** WHAT THE EXERCISE ASKS **
Return all lines below containing the word "detection".

STUDY MATERIAL section start

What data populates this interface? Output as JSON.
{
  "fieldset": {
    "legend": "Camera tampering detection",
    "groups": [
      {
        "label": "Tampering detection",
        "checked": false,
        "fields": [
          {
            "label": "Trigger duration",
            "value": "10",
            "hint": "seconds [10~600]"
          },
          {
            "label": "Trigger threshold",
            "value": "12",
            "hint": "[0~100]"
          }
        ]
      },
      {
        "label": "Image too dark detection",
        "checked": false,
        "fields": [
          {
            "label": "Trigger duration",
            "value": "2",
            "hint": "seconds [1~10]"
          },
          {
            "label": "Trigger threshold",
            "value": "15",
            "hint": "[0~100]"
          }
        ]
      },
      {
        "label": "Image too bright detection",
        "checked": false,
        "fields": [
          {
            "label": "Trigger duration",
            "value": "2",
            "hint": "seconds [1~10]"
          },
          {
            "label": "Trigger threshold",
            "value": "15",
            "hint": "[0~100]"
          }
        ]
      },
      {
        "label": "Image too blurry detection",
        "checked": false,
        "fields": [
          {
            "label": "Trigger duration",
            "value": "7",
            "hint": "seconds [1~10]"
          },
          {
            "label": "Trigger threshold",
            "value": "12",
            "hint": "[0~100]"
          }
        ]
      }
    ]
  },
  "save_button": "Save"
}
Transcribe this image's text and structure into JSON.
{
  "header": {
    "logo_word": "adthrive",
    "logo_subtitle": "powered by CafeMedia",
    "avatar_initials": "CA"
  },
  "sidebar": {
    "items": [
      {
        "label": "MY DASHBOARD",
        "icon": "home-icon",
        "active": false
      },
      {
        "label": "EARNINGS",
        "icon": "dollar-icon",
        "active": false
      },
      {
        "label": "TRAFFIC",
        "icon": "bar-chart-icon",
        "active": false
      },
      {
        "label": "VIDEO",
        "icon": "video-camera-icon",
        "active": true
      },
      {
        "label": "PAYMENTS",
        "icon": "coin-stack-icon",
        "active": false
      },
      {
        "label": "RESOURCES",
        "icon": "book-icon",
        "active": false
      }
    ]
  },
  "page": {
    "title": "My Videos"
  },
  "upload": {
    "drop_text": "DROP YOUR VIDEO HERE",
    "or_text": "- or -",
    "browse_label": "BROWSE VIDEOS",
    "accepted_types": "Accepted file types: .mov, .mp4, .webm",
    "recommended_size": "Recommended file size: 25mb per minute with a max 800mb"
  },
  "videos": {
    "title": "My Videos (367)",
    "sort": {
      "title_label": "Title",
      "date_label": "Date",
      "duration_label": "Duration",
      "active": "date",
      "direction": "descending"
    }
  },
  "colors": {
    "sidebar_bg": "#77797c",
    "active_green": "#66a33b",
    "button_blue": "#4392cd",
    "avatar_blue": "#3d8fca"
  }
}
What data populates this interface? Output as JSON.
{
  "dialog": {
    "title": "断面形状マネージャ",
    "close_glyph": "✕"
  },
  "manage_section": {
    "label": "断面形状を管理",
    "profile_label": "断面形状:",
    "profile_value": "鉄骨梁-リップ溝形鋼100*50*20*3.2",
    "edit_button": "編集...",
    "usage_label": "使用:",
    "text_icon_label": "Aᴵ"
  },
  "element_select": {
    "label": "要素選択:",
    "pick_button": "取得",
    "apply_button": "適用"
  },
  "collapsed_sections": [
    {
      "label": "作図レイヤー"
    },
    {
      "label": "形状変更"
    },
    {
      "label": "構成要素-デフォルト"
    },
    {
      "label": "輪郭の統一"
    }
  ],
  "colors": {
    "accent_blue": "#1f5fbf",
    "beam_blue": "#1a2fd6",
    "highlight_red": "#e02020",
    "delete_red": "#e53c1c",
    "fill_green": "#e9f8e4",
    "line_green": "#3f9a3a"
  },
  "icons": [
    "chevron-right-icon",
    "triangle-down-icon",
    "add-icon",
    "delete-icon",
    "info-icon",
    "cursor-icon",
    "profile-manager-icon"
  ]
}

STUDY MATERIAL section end

** WORKED SOLUTION **
    "legend": "Camera tampering detection",
        "label": "Tampering detection",
        "label": "Image too dark detection",
        "label": "Image too bright detection",
        "label": "Image too blurry detection",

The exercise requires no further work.